■ **WHAT YOU SHOULD DO**:
Go through the data below and return each line containing the word "Storage".

■ **RECORD EXCERPTS**:
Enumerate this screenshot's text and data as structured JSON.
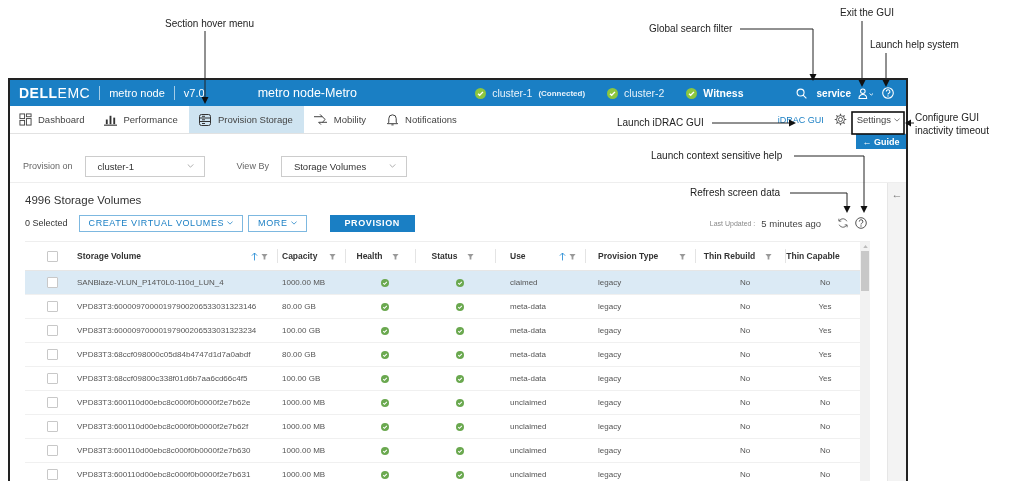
{
  "annotations": [
    {
      "text": "Section hover menu"
    },
    {
      "text": "Global search filter"
    },
    {
      "text": "Exit the GUI"
    },
    {
      "text": "Launch help system"
    },
    {
      "text": "Launch iDRAC GUI"
    },
    {
      "text": "Configure GUI inactivity timeout"
    },
    {
      "text": "Launch context sensitive help"
    },
    {
      "text": "Refresh screen data"
    }
  ],
  "header": {
    "logo": {
      "dell": "DELL",
      "emc": "EMC"
    },
    "product": "metro node",
    "version": "v7.0",
    "system": "metro node-Metro",
    "clusters": [
      {
        "name": "cluster-1",
        "note": "(Connected)",
        "ok": true,
        "bold": false
      },
      {
        "name": "cluster-2",
        "ok": true,
        "bold": false
      },
      {
        "name": "Witness",
        "ok": true,
        "bold": true
      }
    ],
    "user": "service"
  },
  "nav": {
    "tabs": [
      {
        "label": "Dashboard",
        "selected": false
      },
      {
        "label": "Performance",
        "selected": false
      },
      {
        "label": "Provision Storage",
        "selected": true
      },
      {
        "label": "Mobility",
        "selected": false
      },
      {
        "label": "Notifications",
        "selected": false
      }
    ],
    "idrac_link": "iDRAC GUI",
    "settings": "Settings"
  },
  "guide_button": "← Guide",
  "filters": [
    {
      "label": "Provision on",
      "value": "cluster-1"
    },
    {
      "label": "View By",
      "value": "Storage Volumes"
    }
  ],
  "title": "4996 Storage Volumes",
  "selected_count": "0 Selected",
  "actions": [
    {
      "label": "CREATE VIRTUAL VOLUMES",
      "kind": "outline",
      "dropdown": true
    },
    {
      "label": "MORE",
      "kind": "outline",
      "dropdown": true
    },
    {
      "label": "PROVISION",
      "kind": "primary",
      "dropdown": false
    }
  ],
  "last_updated_label": "Last Updated :",
  "last_updated": "5 minutes ago",
  "side_panel": {
    "arrow": "←"
  },
  "table": {
    "select_all": {
      "checked": false
    },
    "columns": [
      {
        "label": "Storage Volume",
        "sorted_ascending": true,
        "filter": true
      },
      {
        "label": "Capacity",
        "sorted_ascending": false,
        "filter": true
      },
      {
        "label": "Health",
        "sorted_ascending": false,
        "filter": true
      },
      {
        "label": "Status",
        "sorted_ascending": false,
        "filter": true
      },
      {
        "label": "Use",
        "sorted_ascending": true,
        "filter": true
      },
      {
        "label": "Provision Type",
        "sorted_ascending": false,
        "filter": true
      },
      {
        "label": "Thin Rebuild",
        "sorted_ascending": false,
        "filter": true
      },
      {
        "label": "Thin Capable",
        "sorted_ascending": false,
        "filter": false
      }
    ],
    "rows": [
      {
        "checked": false,
        "hovered": true,
        "volume": "SANBlaze-VLUN_P14T0L0-110d_LUN_4",
        "capacity": "1000.00 MB",
        "health_ok": true,
        "status_ok": true,
        "use": "claimed",
        "provision_type": "legacy",
        "thin_rebuild": "No",
        "thin_capable": "No"
      },
      {
        "checked": false,
        "hovered": false,
        "volume": "VPD83T3:60000970000197900206533031323146",
        "capacity": "80.00 GB",
        "health_ok": true,
        "status_ok": true,
        "use": "meta-data",
        "provision_type": "legacy",
        "thin_rebuild": "No",
        "thin_capable": "Yes"
      },
      {
        "checked": false,
        "hovered": false,
        "volume": "VPD83T3:60000970000197900206533031323234",
        "capacity": "100.00 GB",
        "health_ok": true,
        "status_ok": true,
        "use": "meta-data",
        "provision_type": "legacy",
        "thin_rebuild": "No",
        "thin_capable": "Yes"
      },
      {
        "checked": false,
        "hovered": false,
        "volume": "VPD83T3:68ccf098000c05d84b4747d1d7a0abdf",
        "capacity": "80.00 GB",
        "health_ok": true,
        "status_ok": true,
        "use": "meta-data",
        "provision_type": "legacy",
        "thin_rebuild": "No",
        "thin_capable": "Yes"
      },
      {
        "checked": false,
        "hovered": false,
        "volume": "VPD83T3:68ccf09800c338f01d6b7aa6cd66c4f5",
        "capacity": "100.00 GB",
        "health_ok": true,
        "status_ok": true,
        "use": "meta-data",
        "provision_type": "legacy",
        "thin_rebuild": "No",
        "thin_capable": "Yes"
      },
      {
        "checked": false,
        "hovered": false,
        "volume": "VPD83T3:600110d00ebc8c000f0b0000f2e7b62e",
        "capacity": "1000.00 MB",
        "health_ok": true,
        "status_ok": true,
        "use": "unclaimed",
        "provision_type": "legacy",
        "thin_rebuild": "No",
        "thin_capable": "No"
      },
      {
        "checked": false,
        "hovered": false,
        "volume": "VPD83T3:600110d00ebc8c000f0b0000f2e7b62f",
        "capacity": "1000.00 MB",
        "health_ok": true,
        "status_ok": true,
        "use": "unclaimed",
        "provision_type": "legacy",
        "thin_rebuild": "No",
        "thin_capable": "No"
      },
      {
        "checked": false,
        "hovered": false,
        "volume": "VPD83T3:600110d00ebc8c000f0b0000f2e7b630",
        "capacity": "1000.00 MB",
        "health_ok": true,
        "status_ok": true,
        "use": "unclaimed",
        "provision_type": "legacy",
        "thin_rebuild": "No",
        "thin_capable": "No"
      },
      {
        "checked": false,
        "hovered": false,
        "volume": "VPD83T3:600110d00ebc8c000f0b0000f2e7b631",
        "capacity": "1000.00 MB",
        "health_ok": true,
        "status_ok": true,
        "use": "unclaimed",
        "provision_type": "legacy",
        "thin_rebuild": "No",
        "thin_capable": "No"
      }
    ]
  }
}
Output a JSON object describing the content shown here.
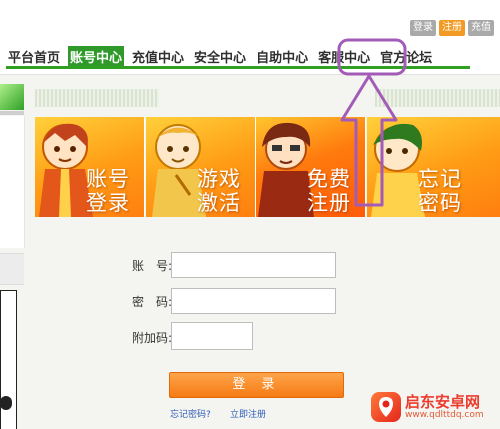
{
  "header": {
    "top_links": [
      "登录",
      "注册",
      "充值"
    ],
    "nav": [
      {
        "label": "平台首页",
        "active": false
      },
      {
        "label": "账号中心",
        "active": true
      },
      {
        "label": "充值中心",
        "active": false
      },
      {
        "label": "安全中心",
        "active": false
      },
      {
        "label": "自助中心",
        "active": false
      },
      {
        "label": "客服中心",
        "active": false,
        "highlighted": true
      },
      {
        "label": "官方论坛",
        "active": false
      }
    ]
  },
  "tiles": [
    {
      "line1": "账号",
      "line2": "登录"
    },
    {
      "line1": "游戏",
      "line2": "激活"
    },
    {
      "line1": "免费",
      "line2": "注册"
    },
    {
      "line1": "忘记",
      "line2": "密码"
    }
  ],
  "form": {
    "account_label": "账　号:",
    "password_label": "密　码:",
    "extra_label": "附加码:",
    "account_value": "",
    "password_value": "",
    "extra_value": "",
    "login_label": "登 录",
    "forgot_link": "忘记密码?",
    "register_link": "立即注册"
  },
  "annotation": {
    "color": "#a35bb8"
  },
  "watermark": {
    "title": "启东安卓网",
    "url": "www.qdlttdq.com"
  },
  "colors": {
    "nav_active": "#2f9a2a",
    "nav_underline": "#2fa021",
    "tile_orange": "#ff9b14",
    "button": "#f57b14"
  }
}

■ **RESPONSE BELOW**:
        "label": "Provision Storage",
      "value": "Storage Volumes"
  "title": "4996 Storage Volumes",
        "label": "Storage Volume",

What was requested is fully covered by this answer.